[EXERCISE MATERIAL — start]
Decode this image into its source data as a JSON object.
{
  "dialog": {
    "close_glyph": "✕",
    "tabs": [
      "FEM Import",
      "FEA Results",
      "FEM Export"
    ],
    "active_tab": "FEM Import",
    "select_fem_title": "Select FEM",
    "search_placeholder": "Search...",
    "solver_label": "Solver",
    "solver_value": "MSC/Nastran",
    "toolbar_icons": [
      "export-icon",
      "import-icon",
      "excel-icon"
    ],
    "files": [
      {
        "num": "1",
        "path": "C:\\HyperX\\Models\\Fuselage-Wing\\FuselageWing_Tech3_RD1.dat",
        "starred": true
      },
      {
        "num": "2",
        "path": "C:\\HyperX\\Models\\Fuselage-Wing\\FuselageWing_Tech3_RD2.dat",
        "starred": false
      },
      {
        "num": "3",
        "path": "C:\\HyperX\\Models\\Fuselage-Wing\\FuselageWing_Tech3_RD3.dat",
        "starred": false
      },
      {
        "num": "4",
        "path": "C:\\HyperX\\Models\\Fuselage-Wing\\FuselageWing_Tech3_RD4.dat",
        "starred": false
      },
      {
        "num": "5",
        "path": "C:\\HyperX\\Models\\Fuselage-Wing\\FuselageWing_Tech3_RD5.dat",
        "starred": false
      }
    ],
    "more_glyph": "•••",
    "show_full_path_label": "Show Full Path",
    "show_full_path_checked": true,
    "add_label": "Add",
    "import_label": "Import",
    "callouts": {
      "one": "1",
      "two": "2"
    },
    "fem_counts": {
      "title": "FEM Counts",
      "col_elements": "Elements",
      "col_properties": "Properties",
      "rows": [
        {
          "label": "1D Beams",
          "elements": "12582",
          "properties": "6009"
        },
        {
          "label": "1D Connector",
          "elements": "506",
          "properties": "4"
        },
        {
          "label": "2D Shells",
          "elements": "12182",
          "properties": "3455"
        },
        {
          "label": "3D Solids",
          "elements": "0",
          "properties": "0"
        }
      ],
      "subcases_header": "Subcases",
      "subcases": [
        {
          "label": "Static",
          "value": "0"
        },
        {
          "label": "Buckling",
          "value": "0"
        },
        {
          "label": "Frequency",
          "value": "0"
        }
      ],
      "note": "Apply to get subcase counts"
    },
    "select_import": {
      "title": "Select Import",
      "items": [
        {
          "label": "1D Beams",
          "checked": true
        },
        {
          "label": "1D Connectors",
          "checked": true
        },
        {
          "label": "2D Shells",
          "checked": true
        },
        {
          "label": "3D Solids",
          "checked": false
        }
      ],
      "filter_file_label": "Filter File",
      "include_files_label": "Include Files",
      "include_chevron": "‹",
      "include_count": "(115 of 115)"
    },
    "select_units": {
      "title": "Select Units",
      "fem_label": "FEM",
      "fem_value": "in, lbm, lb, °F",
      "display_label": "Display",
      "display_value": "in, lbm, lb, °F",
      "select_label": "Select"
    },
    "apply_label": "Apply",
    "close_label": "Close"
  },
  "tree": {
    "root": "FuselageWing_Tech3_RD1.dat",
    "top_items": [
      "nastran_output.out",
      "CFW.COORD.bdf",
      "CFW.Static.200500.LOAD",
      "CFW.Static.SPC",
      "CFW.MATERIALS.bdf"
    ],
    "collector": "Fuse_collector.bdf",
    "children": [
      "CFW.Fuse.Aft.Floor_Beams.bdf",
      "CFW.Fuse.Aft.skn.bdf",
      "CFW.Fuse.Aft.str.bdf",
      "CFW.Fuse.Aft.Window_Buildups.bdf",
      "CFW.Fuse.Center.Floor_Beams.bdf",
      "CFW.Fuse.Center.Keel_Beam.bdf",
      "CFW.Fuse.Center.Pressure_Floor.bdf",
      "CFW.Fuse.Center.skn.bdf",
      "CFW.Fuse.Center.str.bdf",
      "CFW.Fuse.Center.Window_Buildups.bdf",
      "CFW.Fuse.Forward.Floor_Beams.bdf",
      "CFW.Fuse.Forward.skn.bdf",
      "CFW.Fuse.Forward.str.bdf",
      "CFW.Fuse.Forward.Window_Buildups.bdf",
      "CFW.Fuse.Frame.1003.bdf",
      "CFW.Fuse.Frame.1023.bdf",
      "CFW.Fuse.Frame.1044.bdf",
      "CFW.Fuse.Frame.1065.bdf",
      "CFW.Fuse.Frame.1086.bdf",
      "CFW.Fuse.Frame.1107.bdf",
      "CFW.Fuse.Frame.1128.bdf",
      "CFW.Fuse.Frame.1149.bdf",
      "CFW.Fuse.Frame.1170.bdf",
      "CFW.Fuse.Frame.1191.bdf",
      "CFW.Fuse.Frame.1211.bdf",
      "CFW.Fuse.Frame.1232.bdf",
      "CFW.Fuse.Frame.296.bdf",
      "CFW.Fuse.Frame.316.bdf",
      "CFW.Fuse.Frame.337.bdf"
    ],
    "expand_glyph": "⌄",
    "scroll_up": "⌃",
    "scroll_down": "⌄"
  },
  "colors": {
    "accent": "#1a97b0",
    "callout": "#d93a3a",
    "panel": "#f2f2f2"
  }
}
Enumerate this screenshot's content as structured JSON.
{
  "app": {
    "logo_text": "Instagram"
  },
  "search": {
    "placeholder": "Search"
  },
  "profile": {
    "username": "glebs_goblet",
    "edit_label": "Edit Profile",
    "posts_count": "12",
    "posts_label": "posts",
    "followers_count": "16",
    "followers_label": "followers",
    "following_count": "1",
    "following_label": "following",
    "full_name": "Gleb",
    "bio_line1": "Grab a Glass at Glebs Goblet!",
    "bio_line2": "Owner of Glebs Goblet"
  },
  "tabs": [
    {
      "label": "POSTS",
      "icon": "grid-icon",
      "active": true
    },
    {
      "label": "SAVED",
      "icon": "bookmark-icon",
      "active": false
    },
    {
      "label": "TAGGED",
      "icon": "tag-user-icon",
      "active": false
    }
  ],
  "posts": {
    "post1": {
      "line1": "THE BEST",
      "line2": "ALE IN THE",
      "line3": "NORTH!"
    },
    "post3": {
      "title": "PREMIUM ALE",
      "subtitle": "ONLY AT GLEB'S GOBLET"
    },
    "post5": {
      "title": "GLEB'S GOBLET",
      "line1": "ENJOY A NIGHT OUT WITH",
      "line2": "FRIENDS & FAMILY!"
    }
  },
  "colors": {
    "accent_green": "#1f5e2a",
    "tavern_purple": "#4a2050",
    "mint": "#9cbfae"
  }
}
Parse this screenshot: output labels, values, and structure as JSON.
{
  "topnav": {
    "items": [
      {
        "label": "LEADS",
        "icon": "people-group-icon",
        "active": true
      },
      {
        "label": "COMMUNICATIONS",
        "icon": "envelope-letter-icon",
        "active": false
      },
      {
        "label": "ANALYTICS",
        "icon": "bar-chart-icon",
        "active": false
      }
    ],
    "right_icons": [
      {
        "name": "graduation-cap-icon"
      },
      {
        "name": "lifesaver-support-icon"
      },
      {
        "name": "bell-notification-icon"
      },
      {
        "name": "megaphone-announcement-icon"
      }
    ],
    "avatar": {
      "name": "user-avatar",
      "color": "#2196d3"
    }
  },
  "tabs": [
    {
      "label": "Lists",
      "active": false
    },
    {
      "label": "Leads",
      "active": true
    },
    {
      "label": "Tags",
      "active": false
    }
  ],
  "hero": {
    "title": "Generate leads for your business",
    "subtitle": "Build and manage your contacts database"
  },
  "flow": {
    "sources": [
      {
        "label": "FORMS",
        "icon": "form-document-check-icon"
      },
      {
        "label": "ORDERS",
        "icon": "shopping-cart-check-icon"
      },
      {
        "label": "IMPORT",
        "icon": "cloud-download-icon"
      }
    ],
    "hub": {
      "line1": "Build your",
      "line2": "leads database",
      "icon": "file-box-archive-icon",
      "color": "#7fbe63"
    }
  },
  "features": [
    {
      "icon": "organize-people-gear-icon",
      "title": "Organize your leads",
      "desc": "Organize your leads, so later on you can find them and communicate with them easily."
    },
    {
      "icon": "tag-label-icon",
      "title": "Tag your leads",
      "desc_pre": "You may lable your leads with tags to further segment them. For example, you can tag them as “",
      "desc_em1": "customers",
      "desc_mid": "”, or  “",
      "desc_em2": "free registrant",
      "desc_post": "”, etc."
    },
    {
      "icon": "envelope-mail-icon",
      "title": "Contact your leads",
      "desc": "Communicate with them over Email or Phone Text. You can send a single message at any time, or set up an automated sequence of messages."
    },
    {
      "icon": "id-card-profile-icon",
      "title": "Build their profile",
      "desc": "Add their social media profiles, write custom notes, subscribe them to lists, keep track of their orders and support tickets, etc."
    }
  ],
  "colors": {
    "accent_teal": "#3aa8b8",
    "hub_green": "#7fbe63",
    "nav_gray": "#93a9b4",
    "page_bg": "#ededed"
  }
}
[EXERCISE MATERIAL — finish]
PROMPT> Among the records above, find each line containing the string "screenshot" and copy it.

TASK SOLUTION>
Enumerate this screenshot's content as structured JSON.
Parse this screenshot: output labels, values, and structure as JSON.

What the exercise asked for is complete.